App and web page records

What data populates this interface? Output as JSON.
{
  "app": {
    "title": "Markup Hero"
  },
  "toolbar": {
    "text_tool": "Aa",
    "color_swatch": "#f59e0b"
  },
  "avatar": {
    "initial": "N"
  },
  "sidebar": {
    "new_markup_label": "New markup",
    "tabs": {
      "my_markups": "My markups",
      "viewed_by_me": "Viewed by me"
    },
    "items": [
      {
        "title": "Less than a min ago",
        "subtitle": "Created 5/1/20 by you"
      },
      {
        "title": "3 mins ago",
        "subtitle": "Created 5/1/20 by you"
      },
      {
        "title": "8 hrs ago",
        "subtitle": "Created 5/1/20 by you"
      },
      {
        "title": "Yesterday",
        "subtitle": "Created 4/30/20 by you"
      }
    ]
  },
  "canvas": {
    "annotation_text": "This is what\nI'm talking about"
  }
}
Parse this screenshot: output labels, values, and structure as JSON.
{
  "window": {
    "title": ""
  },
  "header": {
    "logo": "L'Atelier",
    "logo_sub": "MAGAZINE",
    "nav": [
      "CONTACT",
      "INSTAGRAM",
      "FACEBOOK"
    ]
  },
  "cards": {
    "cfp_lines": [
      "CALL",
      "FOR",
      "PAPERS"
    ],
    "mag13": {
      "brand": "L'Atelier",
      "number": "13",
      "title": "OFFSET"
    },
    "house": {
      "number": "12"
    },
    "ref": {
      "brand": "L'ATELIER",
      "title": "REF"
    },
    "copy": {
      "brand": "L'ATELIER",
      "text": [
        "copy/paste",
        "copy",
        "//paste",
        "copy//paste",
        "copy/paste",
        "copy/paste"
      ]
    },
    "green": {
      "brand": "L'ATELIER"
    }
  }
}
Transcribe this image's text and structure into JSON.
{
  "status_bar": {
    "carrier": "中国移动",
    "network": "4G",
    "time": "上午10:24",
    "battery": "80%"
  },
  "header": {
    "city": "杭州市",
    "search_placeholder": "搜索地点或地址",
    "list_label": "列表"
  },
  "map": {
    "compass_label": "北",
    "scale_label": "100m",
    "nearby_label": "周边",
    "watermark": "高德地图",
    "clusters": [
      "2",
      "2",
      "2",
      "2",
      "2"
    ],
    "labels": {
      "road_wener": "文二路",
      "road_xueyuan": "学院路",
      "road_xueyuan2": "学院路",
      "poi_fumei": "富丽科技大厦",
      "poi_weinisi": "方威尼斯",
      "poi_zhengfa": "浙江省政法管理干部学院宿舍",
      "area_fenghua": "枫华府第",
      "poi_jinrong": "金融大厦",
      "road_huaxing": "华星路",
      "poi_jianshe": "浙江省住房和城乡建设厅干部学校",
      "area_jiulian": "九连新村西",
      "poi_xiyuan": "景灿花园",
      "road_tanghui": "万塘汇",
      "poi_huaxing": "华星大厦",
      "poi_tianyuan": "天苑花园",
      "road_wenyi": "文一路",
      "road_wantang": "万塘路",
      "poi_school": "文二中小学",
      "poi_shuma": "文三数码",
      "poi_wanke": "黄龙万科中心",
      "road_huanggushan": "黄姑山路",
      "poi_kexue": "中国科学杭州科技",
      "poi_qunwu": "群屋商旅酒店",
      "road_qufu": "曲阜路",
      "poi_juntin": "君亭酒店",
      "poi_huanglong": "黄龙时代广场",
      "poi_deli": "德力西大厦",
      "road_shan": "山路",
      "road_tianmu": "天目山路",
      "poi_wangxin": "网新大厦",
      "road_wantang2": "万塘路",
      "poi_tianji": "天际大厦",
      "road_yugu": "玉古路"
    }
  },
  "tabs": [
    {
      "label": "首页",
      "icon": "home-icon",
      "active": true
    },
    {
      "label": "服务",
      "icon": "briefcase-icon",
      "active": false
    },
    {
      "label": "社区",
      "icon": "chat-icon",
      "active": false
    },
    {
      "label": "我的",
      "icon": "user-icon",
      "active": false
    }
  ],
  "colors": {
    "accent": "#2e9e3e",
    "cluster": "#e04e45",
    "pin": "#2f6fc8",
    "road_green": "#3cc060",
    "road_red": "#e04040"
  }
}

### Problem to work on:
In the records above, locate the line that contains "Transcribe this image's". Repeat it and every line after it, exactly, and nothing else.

### Expected output:
Transcribe this image's text and structure into JSON.
{
  "status_bar": {
    "carrier": "中国移动",
    "network": "4G",
    "time": "上午10:24",
    "battery": "80%"
  },
  "header": {
    "city": "杭州市",
    "search_placeholder": "搜索地点或地址",
    "list_label": "列表"
  },
  "map": {
    "compass_label": "北",
    "scale_label": "100m",
    "nearby_label": "周边",
    "watermark": "高德地图",
    "clusters": [
      "2",
      "2",
      "2",
      "2",
      "2"
    ],
    "labels": {
      "road_wener": "文二路",
      "road_xueyuan": "学院路",
      "road_xueyuan2": "学院路",
      "poi_fumei": "富丽科技大厦",
      "poi_weinisi": "方威尼斯",
      "poi_zhengfa": "浙江省政法管理干部学院宿舍",
      "area_fenghua": "枫华府第",
      "poi_jinrong": "金融大厦",
      "road_huaxing": "华星路",
      "poi_jianshe": "浙江省住房和城乡建设厅干部学校",
      "area_jiulian": "九连新村西",
      "poi_xiyuan": "景灿花园",
      "road_tanghui": "万塘汇",
      "poi_huaxing": "华星大厦",
      "poi_tianyuan": "天苑花园",
      "road_wenyi": "文一路",
      "road_wantang": "万塘路",
      "poi_school": "文二中小学",
      "poi_shuma": "文三数码",
      "poi_wanke": "黄龙万科中心",
      "road_huanggushan": "黄姑山路",
      "poi_kexue": "中国科学杭州科技",
      "poi_qunwu": "群屋商旅酒店",
      "road_qufu": "曲阜路",
      "poi_juntin": "君亭酒店",
      "poi_huanglong": "黄龙时代广场",
      "poi_deli": "德力西大厦",
      "road_shan": "山路",
      "road_tianmu": "天目山路",
      "poi_wangxin": "网新大厦",
      "road_wantang2": "万塘路",
      "poi_tianji": "天际大厦",
      "road_yugu": "玉古路"
    }
  },
  "tabs": [
    {
      "label": "首页",
      "icon": "home-icon",
      "active": true
    },
    {
      "label": "服务",
      "icon": "briefcase-icon",
      "active": false
    },
    {
      "label": "社区",
      "icon": "chat-icon",
      "active": false
    },
    {
      "label": "我的",
      "icon": "user-icon",
      "active": false
    }
  ],
  "colors": {
    "accent": "#2e9e3e",
    "cluster": "#e04e45",
    "pin": "#2f6fc8",
    "road_green": "#3cc060",
    "road_red": "#e04040"
  }
}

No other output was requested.